This was first featured in The Point, the editorial board's daily newsletter for insiders. To subscribe, click here.
Dozens of readers accepted our invitation to name the one change that would fix the dreadful experience known as LaGuardia Airport. Here are your top questions, along with answers from the Port Authority aviation team planning the airport's $4 billion overhaul who met with the editorial board Tuesday.
Readers: We need a smoother flow of traffic. You can't read signs while doing 90-degree turns in heavy traffic.
Port Authority: Signage is the subject of two meetings a week. It’s one of our biggest challenges. We are limited because the signs can’t appear too early on the Grand Central Parkway, according to Parks Commission rules. Signage will be critical, especially during construction. When we’re done, we hope that the terminals will be more logically laid out. Even beyond signage, there are millions budgeted for improved traffic management.
Readers: Give us a water taxi, subway and LIRR connections.

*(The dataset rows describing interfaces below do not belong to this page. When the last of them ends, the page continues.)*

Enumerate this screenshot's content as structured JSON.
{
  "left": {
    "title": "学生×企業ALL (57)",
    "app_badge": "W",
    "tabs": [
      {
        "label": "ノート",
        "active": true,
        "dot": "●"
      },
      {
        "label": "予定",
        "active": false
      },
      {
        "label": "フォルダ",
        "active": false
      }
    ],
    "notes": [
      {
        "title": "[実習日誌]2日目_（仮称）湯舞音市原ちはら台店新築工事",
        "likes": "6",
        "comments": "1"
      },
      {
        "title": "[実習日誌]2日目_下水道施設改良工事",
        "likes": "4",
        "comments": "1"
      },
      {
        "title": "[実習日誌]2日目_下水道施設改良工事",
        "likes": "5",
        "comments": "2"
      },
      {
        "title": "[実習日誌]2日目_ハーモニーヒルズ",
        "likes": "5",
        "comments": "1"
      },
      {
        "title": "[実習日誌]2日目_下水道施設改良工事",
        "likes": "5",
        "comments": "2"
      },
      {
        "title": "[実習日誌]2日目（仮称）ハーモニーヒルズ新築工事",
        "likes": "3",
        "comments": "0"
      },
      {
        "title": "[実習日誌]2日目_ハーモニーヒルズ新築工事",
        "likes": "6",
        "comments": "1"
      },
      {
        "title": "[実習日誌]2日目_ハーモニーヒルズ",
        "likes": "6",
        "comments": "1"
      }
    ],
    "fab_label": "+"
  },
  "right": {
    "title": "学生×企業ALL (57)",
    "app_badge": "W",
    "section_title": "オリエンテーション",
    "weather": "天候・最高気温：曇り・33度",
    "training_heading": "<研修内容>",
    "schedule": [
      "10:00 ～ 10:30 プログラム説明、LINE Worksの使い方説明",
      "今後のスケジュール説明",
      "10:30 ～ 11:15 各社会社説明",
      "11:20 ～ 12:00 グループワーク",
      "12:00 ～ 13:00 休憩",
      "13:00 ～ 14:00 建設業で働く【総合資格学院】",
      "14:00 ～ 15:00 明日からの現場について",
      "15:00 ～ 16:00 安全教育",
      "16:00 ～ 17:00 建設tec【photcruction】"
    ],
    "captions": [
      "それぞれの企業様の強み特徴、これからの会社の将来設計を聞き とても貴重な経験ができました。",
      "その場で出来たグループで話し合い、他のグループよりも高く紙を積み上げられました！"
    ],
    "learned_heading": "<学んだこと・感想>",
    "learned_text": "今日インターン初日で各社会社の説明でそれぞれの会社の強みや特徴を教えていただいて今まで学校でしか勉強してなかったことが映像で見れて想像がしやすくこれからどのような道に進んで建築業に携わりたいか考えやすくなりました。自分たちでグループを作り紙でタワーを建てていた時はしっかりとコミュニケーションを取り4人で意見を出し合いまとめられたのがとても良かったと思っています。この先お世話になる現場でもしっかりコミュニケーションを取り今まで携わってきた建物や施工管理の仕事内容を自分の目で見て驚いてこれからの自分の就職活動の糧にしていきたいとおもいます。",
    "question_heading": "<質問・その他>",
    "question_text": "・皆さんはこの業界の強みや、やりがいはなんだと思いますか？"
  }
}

Port Authority: AirTrain service is looking very positive, but it will depend on the cost and potential ridership. We’re studying those now. The AirTrain would stop at the terminals and connect near CitiField to the No. 7 subway line and the LIRR. We’re also looking into a marine terminal for ferry service, but there may be an issue with the wakes. We’re looking at that, as well.
Readers: Drop-off and pick-up is a nightmare! Will there be any effort to ease congestion and facilitate the movement of vehicles?
Port Authority: It’s going to be much better. We’re creating three levels to replace the single level everyone uses now for arrivals and departures. One level will be dedicated to arrivals, and one to departures. The lowest level will serve high-occupancy vehicles like shuttle buses.
Readers: Will you accommodate ride-sharing like Uber?
Port Authority: There’s already a lot near the marine terminal that Uber drivers can use. It opened last summer. The lot has geofencing technology, so only the drivers in the lot are pinged. The new plan will provide for this, too.
Readers: Re-lay out security for more inspection stations and more room to move off the belt and get reorganized. Also better connectivity (moving walkways, a small internal shuttle) between terminals.
Port Authority: Security will double from the current 30,000 square feet in four screening areas to 60,000 square feet in one central area. There will be moving walkways.